Companies should start their GDPR preparations by compiling a comprehensive inventory of personal data in their possession. This will enable organisations to establish exactly what type of data they process in the normal course of their business and eliminate blind spots related to storage of this data. Building a data inventory will also help businesses to ascertain why they have personal data.

As part of this process, companies must determine how and where this personal data is stored and processed, how it flows and is protected and whether or not their processing of the data is compliant.

Following the creation of the personal data inventory, organisations need to conduct a gap analysis to identify any disparities between their practices and the requirements laid-out under GDPR. This process will enable organisations to identify the precise actions that need to be taken in order to achieve GDPR compliance, which will in turn feed into the creation of a Data Protection Programme – a structured information security programme specifically designed to help organisations become and remain compliant with GDPR.

GDPR is a complex piece of legislation that will impose onerous requirements on organisations to re-evaluate how they process and store personal data in their possession. To offer advice to companies looking to achieve compliance, Ward Solutions will run a seminar on 9 June in the Royal College of Physicians in Ireland, Kildare Street, Dublin 2 to outline the practical steps that companies must take to meet the terms of the impending legislation.

The seminar follows Ward’s booked-out February event, which aimed to raise awareness of the implications of GDPR. It is open to professionals who are eager to identify the specific actions that they need to take over the course of the next 12 months.

Ward Solutions’ GDPR event


At the event, industry experts from Ward Solutions and Fortinet will advise attendees on how to prioritise their information security and compliance activities to develop strategies that can identify and mitigate the risks to personal data putting organisations at significant risk.

Attendees are also invited to submit questions which will be answered on the day. This will ensure that the genuine concerns of Irish business owners and professionals when it comes to GDPR are addressed, enabling them to leave the event more certain than ever before about the steps that they need to take next.

As well as this, all attendees will receive a copy of Ward Solutions’ 2017 Information Security Report which provides insights into Irish organisations’ approach to tackling rising threats, while highlighting the challenges of taking the initial steps towards GDPR compliance.
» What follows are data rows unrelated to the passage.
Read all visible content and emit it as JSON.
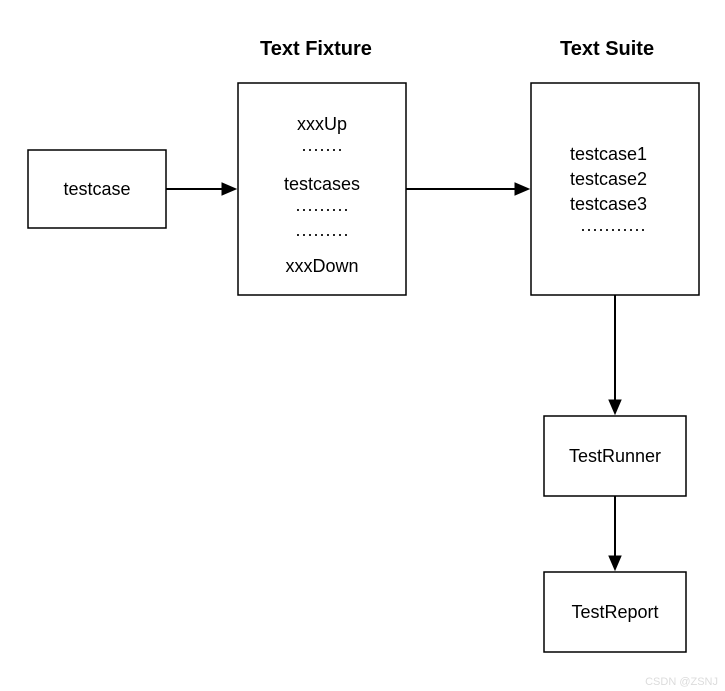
{
  "titles": {
    "fixture": "Text Fixture",
    "suite": "Text Suite"
  },
  "boxes": {
    "testcase": {
      "lines": [
        "testcase"
      ]
    },
    "fixture": {
      "lines": [
        "xxxUp",
        "·······",
        "testcases",
        "·········",
        "·········",
        "xxxDown"
      ]
    },
    "suite": {
      "lines": [
        "testcase1",
        "testcase2",
        "testcase3",
        "···········"
      ]
    },
    "runner": {
      "lines": [
        "TestRunner"
      ]
    },
    "report": {
      "lines": [
        "TestReport"
      ]
    }
  },
  "watermark": "CSDN @ZSNJ"
}
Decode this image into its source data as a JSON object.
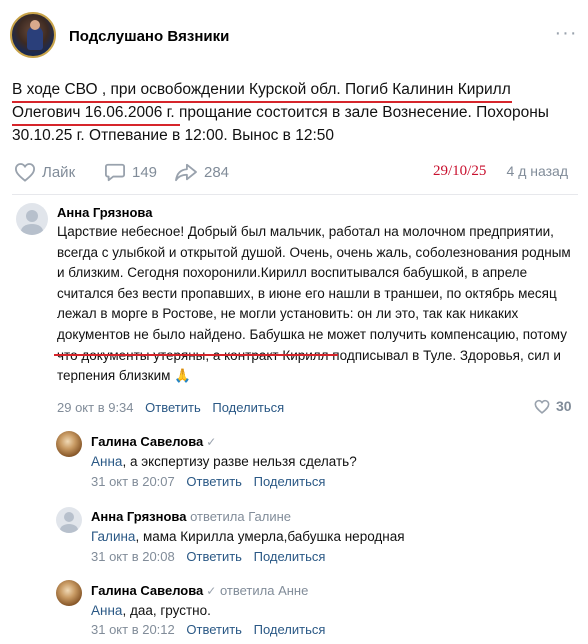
{
  "post": {
    "group_name": "Подслушано Вязники",
    "text": "В ходе СВО , при освобождении Курской обл. Погиб Калинин Кирилл Олегович 16.06.2006 г. прощание состоится в зале Вознесение. Похороны 30.10.25 г. Отпевание в 12:00. Вынос в 12:50",
    "like_label": "Лайк",
    "comments_count": "149",
    "shares_count": "284",
    "stamp_date": "29/10/25",
    "time": "4 д назад",
    "icons": [
      "more-icon",
      "heart-icon",
      "comment-icon",
      "share-icon"
    ]
  },
  "comments": [
    {
      "author": "Анна Грязнова",
      "text": "Царствие небесное! Добрый был мальчик, работал на молочном предприятии, всегда с улыбкой и открытой душой. Очень, очень жаль, соболезнования родным и близким. Сегодня похоронили.Кирилл воспитывался бабушкой, в апреле считался без вести пропавших, в июне его нашли в траншеи, по октябрь месяц лежал в морге в Ростове, не могли установить: он ли это, так как никаких документов не было найдено. Бабушка не может получить компенсацию, потому что документы утеряны, а контракт Кирилл подписывал в Туле. Здоровья, сил и терпения близким",
      "emoji": "🙏",
      "date": "29 окт в 9:34",
      "reply_label": "Ответить",
      "share_label": "Поделиться",
      "likes": "30"
    }
  ],
  "replies": [
    {
      "author": "Галина Савелова",
      "reply_to": "",
      "addressee": "Анна",
      "text": ", а экспертизу разве нельзя сделать?",
      "date": "31 окт в 20:07",
      "reply_label": "Ответить",
      "share_label": "Поделиться"
    },
    {
      "author": "Анна Грязнова",
      "reply_to": "ответила Галине",
      "addressee": "Галина",
      "text": ", мама Кирилла умерла,бабушка неродная",
      "date": "31 окт в 20:08",
      "reply_label": "Ответить",
      "share_label": "Поделиться"
    },
    {
      "author": "Галина Савелова",
      "reply_to": "ответила Анне",
      "addressee": "Анна",
      "text": ", даа, грустно.",
      "date": "31 окт в 20:12",
      "reply_label": "Ответить",
      "share_label": "Поделиться"
    }
  ],
  "colors": {
    "link": "#2a5885",
    "muted": "#818c99",
    "underline": "#d6252b",
    "stamp": "#c8102e"
  }
}
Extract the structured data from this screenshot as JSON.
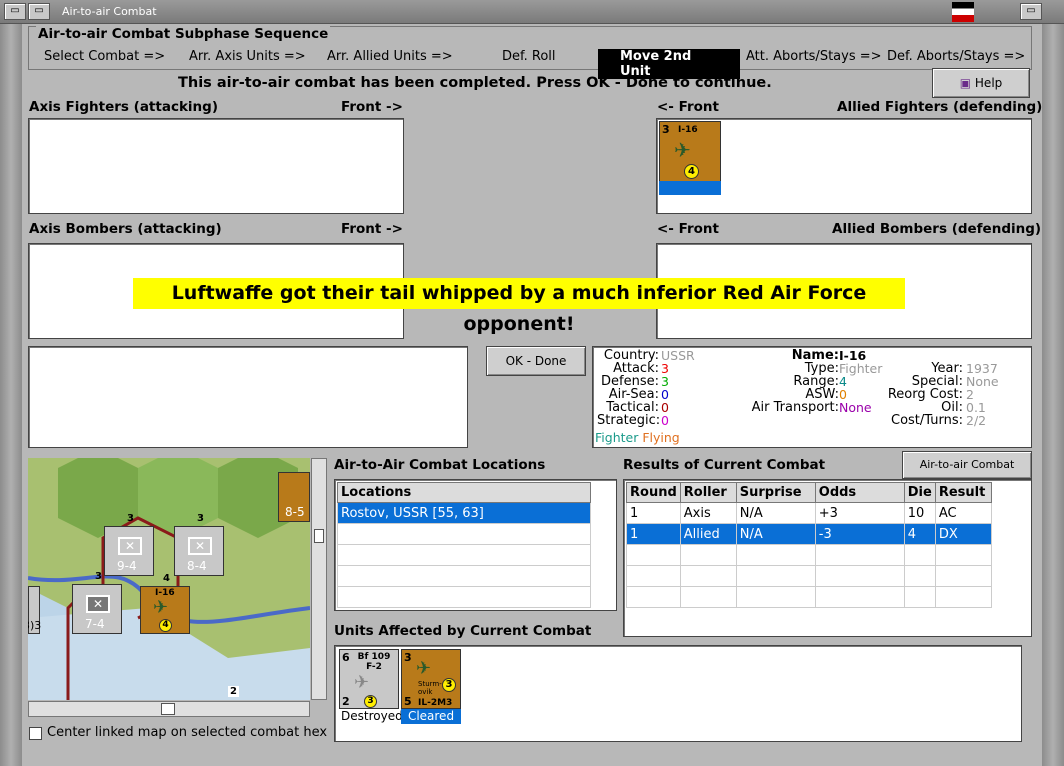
{
  "window": {
    "title": "Air-to-air Combat"
  },
  "sequence": {
    "title": "Air-to-air Combat Subphase Sequence",
    "steps": [
      "Select Combat =>",
      "Arr. Axis Units =>",
      "Arr. Allied Units =>",
      "Def. Roll",
      "Move 2nd Unit",
      "Att. Aborts/Stays =>",
      "Def. Aborts/Stays =>"
    ],
    "active_step": "Move 2nd Unit"
  },
  "message": "This air-to-air combat has been completed.  Press OK - Done to continue.",
  "help_label": "Help",
  "labels": {
    "axis_fighters": "Axis Fighters (attacking)",
    "front_right": "Front ->",
    "front_left": "<- Front",
    "allied_fighters": "Allied Fighters (defending)",
    "axis_bombers": "Axis Bombers (attacking)",
    "allied_bombers": "Allied Bombers (defending)"
  },
  "banner": "Luftwaffe got their tail whipped by a much inferior Red Air Force opponent!",
  "ok_done": "OK - Done",
  "allied_fighter_counter": {
    "name": "I-16",
    "attack": "3",
    "defense": "4"
  },
  "info": {
    "country_k": "Country:",
    "country": "USSR",
    "attack_k": "Attack:",
    "attack": "3",
    "defense_k": "Defense:",
    "defense": "3",
    "airsea_k": "Air-Sea:",
    "airsea": "0",
    "tactical_k": "Tactical:",
    "tactical": "0",
    "strategic_k": "Strategic:",
    "strategic": "0",
    "status1": "Fighter",
    "status2": "Flying",
    "name_k": "Name:",
    "name": "I-16",
    "type_k": "Type:",
    "type": "Fighter",
    "range_k": "Range:",
    "range": "4",
    "asw_k": "ASW:",
    "asw": "0",
    "airtransport_k": "Air Transport:",
    "airtransport": "None",
    "year_k": "Year:",
    "year": "1937",
    "special_k": "Special:",
    "special": "None",
    "reorg_k": "Reorg Cost:",
    "reorg": "2",
    "oil_k": "Oil:",
    "oil": "0.1",
    "costturns_k": "Cost/Turns:",
    "costturns": "2/2"
  },
  "locations": {
    "title": "Air-to-Air Combat Locations",
    "header": "Locations",
    "rows": [
      "Rostov, USSR [55, 63]"
    ]
  },
  "results": {
    "title": "Results of Current Combat",
    "chart_button": "Air-to-air Combat Chart",
    "headers": [
      "Round",
      "Roller",
      "Surprise",
      "Odds",
      "Die",
      "Result"
    ],
    "rows": [
      [
        "1",
        "Axis",
        "N/A",
        "+3",
        "10",
        "AC"
      ],
      [
        "1",
        "Allied",
        "N/A",
        "-3",
        "4",
        "DX"
      ]
    ]
  },
  "affected": {
    "title": "Units Affected by Current Combat",
    "unit1": {
      "name": "Bf 109 F-2",
      "top": "6",
      "bottom": "2",
      "coin": "3",
      "status": "Destroyed"
    },
    "unit2": {
      "name": "IL-2M3",
      "top": "3",
      "bottom": "5",
      "coin": "3",
      "status": "Cleared",
      "extra": "Sturm-ovik"
    }
  },
  "map": {
    "units": [
      {
        "top": "3",
        "val": "9-4",
        "corps": "XXX"
      },
      {
        "top": "3",
        "val": "8-4",
        "corps": "XXX"
      },
      {
        "top": "3",
        "val": "7-4",
        "corps": "XXX"
      },
      {
        "top": "4",
        "val": "I-16",
        "coin": "4"
      }
    ],
    "edge_val": "8-5",
    "edge_val2": "3)3",
    "hexnum": "2"
  },
  "center_linked": "Center linked map on selected combat hex"
}
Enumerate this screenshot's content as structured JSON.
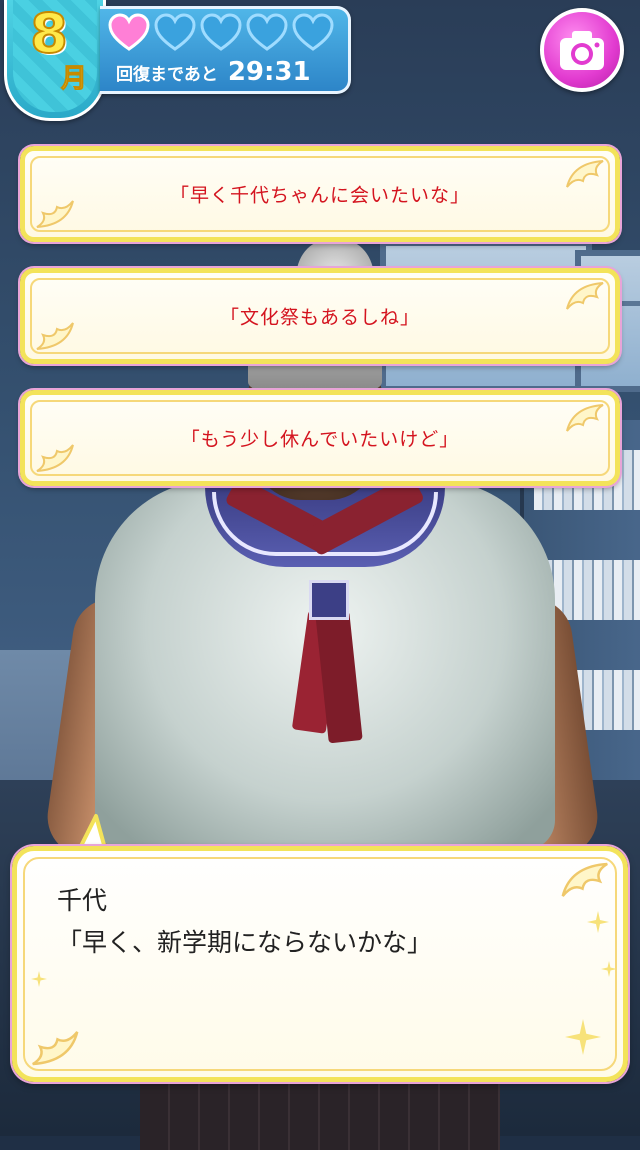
{
  "hud": {
    "month_number": "8",
    "month_unit": "月",
    "hearts": [
      {
        "state": "filled",
        "icon": "heart-filled-icon",
        "color": "#ff7fd6"
      },
      {
        "state": "empty",
        "icon": "heart-empty-icon",
        "color": "#9fdcff"
      },
      {
        "state": "empty",
        "icon": "heart-empty-icon",
        "color": "#9fdcff"
      },
      {
        "state": "empty",
        "icon": "heart-empty-icon",
        "color": "#9fdcff"
      },
      {
        "state": "empty",
        "icon": "heart-empty-icon",
        "color": "#9fdcff"
      }
    ],
    "recovery_label": "回復まであと",
    "recovery_time": "29:31",
    "camera_icon": "camera-icon"
  },
  "choices": [
    {
      "label": "「早く千代ちゃんに会いたいな」"
    },
    {
      "label": "「文化祭もあるしね」"
    },
    {
      "label": "「もう少し休んでいたいけど」"
    }
  ],
  "dialog": {
    "speaker": "千代",
    "text": "「早く、新学期にならないかな」"
  },
  "colors": {
    "choice_text": "#d4141f",
    "frame_gold": "#f3e35a",
    "month_yellow": "#ffe94a",
    "hud_blue": "#2d85c8",
    "camera_pink": "#e23bd0"
  }
}
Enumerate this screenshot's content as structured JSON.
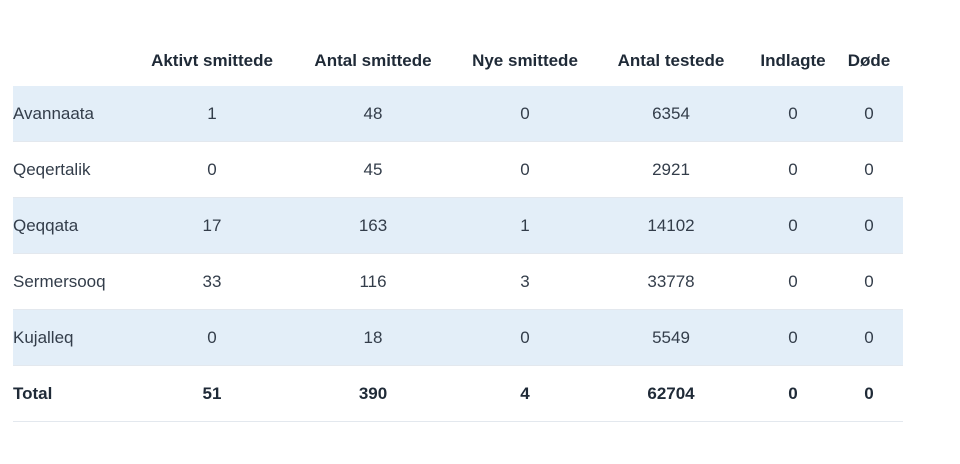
{
  "table": {
    "headers": [
      "",
      "Aktivt smittede",
      "Antal smittede",
      "Nye smittede",
      "Antal testede",
      "Indlagte",
      "Døde"
    ],
    "rows": [
      [
        "Avannaata",
        "1",
        "48",
        "0",
        "6354",
        "0",
        "0"
      ],
      [
        "Qeqertalik",
        "0",
        "45",
        "0",
        "2921",
        "0",
        "0"
      ],
      [
        "Qeqqata",
        "17",
        "163",
        "1",
        "14102",
        "0",
        "0"
      ],
      [
        "Sermersooq",
        "33",
        "116",
        "3",
        "33778",
        "0",
        "0"
      ],
      [
        "Kujalleq",
        "0",
        "18",
        "0",
        "5549",
        "0",
        "0"
      ]
    ],
    "total": [
      "Total",
      "51",
      "390",
      "4",
      "62704",
      "0",
      "0"
    ]
  },
  "colors": {
    "row_shade": "#e3eef8",
    "text": "#333d4a",
    "header_text": "#1f2a37"
  }
}
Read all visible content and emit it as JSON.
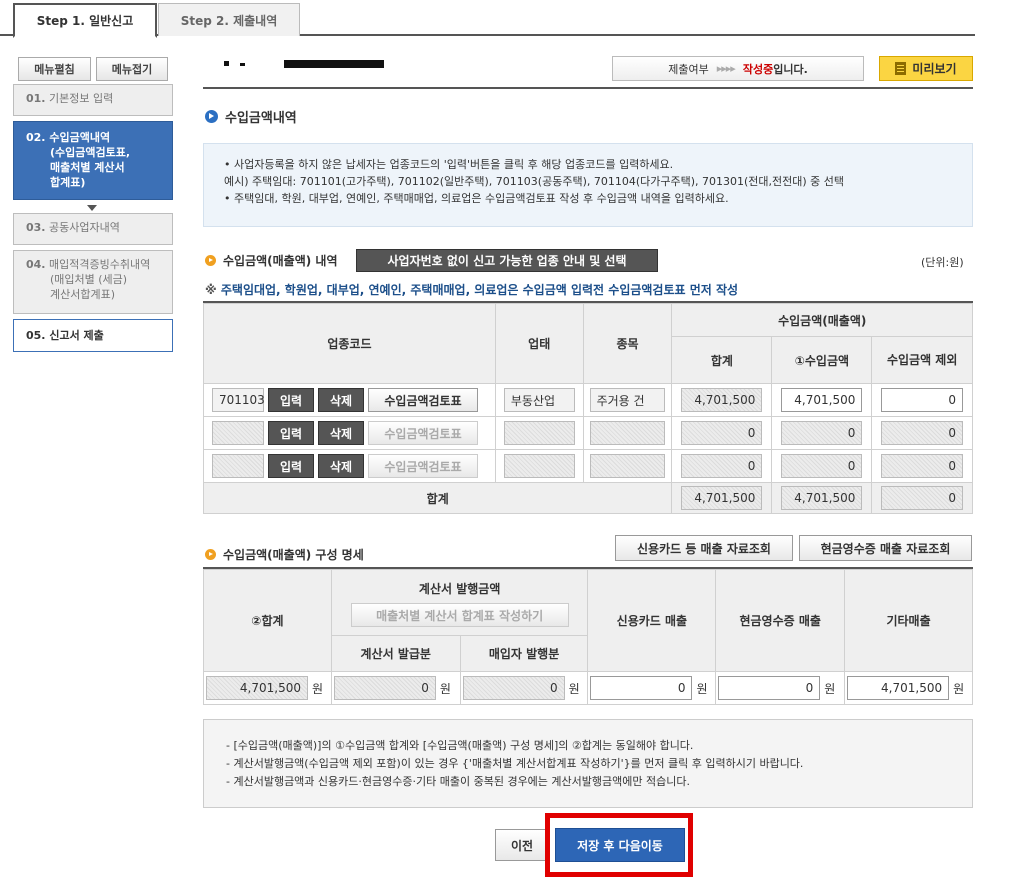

Those who wish to register for the event can do so here.

As the deadline for GDPR approaches, firms need to take their commitments to the preserving the security of personal data in their possession very seriously indeed. Working towards fulfilling the requirements outlined under GDPR sooner rather than later will allow companies to focus their efforts on adding value to their business, and compete for business for which the ability to demonstrate GDPR compliance is a prerequisite.

http://www.engineersjournal.ie/wp-content/uploads/2017/05/GDPR.jpghttp://www.engineersjournal.ie/wp-content/uploads/2017/05/GDPR-300x226.jpgMary Anne CarriganTechdata,European Union,regulations,software,tech
There is no doubting the fact that awareness of information security issues has now hit the mainstream. Even before the recent spate of ransomware attacks, the so-called WannaCry attack, discussion of cybersecurity matters in the media and elsewhere had reached widespread prominence. One of the primary drivers of this...